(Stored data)
=== Section Start ===

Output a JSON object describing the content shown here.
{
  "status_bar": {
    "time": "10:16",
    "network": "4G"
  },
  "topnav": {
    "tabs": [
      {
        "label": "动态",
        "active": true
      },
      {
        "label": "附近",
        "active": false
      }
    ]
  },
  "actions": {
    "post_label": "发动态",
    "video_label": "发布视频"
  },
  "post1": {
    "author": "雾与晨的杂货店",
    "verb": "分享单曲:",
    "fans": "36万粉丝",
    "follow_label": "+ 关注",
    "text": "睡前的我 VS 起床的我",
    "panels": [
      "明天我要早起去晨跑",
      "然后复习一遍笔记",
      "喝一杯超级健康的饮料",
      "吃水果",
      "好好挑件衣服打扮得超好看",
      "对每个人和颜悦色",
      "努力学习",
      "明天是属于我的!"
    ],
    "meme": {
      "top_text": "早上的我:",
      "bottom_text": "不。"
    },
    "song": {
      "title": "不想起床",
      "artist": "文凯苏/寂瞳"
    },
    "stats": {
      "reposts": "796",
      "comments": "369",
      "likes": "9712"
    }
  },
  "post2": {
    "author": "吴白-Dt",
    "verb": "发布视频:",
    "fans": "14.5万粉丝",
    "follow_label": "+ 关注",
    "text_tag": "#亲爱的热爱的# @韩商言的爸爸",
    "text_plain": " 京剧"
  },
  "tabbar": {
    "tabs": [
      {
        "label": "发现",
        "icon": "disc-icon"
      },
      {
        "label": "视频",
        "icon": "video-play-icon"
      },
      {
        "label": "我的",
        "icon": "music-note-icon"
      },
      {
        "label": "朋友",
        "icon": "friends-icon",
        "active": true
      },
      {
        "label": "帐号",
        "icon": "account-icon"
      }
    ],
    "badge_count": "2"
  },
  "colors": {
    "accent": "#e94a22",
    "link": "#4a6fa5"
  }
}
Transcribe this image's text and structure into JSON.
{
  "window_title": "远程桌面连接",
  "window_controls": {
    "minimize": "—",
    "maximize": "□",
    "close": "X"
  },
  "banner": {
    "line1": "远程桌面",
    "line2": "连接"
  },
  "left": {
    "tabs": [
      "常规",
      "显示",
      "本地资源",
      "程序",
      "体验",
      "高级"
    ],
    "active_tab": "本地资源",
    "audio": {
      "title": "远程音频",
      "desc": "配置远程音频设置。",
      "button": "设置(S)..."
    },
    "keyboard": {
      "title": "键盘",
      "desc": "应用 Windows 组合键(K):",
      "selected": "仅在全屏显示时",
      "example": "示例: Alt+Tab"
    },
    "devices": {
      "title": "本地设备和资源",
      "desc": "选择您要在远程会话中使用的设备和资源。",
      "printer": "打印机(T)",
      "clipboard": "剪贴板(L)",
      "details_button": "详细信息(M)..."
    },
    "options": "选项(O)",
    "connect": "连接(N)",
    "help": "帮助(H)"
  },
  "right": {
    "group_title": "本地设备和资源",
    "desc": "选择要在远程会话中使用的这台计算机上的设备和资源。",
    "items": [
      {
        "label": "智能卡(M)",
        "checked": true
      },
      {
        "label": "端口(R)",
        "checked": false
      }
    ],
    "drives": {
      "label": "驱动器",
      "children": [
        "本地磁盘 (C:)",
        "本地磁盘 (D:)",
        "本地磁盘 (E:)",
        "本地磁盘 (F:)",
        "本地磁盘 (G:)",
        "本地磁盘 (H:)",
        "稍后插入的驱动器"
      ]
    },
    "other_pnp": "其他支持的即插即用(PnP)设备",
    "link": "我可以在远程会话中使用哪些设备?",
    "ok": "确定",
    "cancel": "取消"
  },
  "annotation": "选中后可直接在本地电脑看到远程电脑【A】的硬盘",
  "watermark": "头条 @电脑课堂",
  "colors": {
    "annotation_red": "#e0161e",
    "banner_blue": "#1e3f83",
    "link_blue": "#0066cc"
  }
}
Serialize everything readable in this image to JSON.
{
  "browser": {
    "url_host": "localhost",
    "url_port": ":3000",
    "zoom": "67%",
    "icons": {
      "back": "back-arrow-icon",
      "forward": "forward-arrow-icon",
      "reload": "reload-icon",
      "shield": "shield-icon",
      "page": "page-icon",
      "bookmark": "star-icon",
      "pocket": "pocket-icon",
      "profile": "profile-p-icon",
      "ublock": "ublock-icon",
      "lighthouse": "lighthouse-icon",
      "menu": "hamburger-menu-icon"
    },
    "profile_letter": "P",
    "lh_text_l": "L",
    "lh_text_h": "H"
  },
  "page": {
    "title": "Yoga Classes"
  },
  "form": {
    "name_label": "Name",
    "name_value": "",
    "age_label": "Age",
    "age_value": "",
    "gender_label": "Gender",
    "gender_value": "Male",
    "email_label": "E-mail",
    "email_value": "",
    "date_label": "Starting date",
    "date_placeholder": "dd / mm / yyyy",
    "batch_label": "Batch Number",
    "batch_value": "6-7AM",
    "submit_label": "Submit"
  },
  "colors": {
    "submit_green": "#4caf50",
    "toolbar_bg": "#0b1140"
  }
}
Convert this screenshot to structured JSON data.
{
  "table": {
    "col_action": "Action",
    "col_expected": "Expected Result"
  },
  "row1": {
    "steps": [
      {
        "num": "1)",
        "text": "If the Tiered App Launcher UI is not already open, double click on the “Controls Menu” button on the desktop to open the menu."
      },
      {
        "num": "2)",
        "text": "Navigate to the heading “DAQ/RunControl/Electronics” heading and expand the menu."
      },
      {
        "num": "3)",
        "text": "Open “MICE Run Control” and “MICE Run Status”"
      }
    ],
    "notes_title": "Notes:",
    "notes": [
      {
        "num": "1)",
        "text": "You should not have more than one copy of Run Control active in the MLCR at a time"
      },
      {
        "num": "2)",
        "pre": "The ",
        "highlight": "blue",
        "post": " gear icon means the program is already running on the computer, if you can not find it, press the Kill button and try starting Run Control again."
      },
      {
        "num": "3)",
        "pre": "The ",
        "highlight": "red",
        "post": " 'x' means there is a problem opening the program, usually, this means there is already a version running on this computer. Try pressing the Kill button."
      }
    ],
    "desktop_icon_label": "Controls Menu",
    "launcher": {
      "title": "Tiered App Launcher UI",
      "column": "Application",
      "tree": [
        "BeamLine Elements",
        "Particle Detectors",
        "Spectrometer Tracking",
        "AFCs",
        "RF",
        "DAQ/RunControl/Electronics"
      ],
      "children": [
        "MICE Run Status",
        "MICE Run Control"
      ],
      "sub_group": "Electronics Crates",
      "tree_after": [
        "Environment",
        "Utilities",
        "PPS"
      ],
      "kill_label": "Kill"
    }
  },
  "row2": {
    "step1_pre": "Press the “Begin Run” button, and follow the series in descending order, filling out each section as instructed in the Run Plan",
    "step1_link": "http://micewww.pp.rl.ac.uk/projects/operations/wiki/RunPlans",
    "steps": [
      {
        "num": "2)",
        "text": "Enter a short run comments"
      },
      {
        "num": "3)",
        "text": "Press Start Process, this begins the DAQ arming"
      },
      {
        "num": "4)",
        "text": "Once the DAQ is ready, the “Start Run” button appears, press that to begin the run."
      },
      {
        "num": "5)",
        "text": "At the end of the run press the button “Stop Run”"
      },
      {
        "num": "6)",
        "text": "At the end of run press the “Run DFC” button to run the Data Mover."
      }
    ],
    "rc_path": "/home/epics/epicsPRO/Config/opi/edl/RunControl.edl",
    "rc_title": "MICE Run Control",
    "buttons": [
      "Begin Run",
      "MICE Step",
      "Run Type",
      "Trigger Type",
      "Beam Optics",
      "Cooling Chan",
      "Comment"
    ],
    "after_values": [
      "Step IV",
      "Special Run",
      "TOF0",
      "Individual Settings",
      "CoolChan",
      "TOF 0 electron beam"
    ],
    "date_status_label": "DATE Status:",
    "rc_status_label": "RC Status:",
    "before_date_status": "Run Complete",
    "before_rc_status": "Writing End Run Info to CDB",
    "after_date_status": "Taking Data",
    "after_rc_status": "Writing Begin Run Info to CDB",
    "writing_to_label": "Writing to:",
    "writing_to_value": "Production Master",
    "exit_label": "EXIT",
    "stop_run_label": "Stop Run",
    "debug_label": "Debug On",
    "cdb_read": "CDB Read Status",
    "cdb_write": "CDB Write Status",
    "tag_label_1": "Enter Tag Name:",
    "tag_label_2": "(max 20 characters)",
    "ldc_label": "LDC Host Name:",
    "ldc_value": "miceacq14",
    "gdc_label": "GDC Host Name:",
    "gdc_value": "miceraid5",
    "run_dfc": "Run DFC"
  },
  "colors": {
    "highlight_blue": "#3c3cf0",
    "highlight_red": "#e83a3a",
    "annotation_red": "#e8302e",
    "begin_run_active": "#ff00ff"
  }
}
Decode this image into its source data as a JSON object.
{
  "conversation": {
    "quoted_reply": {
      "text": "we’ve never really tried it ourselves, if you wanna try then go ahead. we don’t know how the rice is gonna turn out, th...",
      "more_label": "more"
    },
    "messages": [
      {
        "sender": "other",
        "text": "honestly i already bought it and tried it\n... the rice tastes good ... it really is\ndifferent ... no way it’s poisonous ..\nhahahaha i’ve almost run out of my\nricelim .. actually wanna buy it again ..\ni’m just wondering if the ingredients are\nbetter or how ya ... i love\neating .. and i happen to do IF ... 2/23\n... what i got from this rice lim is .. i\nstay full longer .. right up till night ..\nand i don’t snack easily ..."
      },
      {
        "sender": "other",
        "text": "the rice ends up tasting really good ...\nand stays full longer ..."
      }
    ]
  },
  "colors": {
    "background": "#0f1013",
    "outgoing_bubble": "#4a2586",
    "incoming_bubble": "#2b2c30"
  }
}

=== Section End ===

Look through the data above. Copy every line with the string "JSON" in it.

Output a JSON object describing the content shown here.
Transcribe this image's text and structure into JSON.
Serialize everything readable in this image to JSON.
Convert this screenshot to structured JSON data.
Decode this image into its source data as a JSON object.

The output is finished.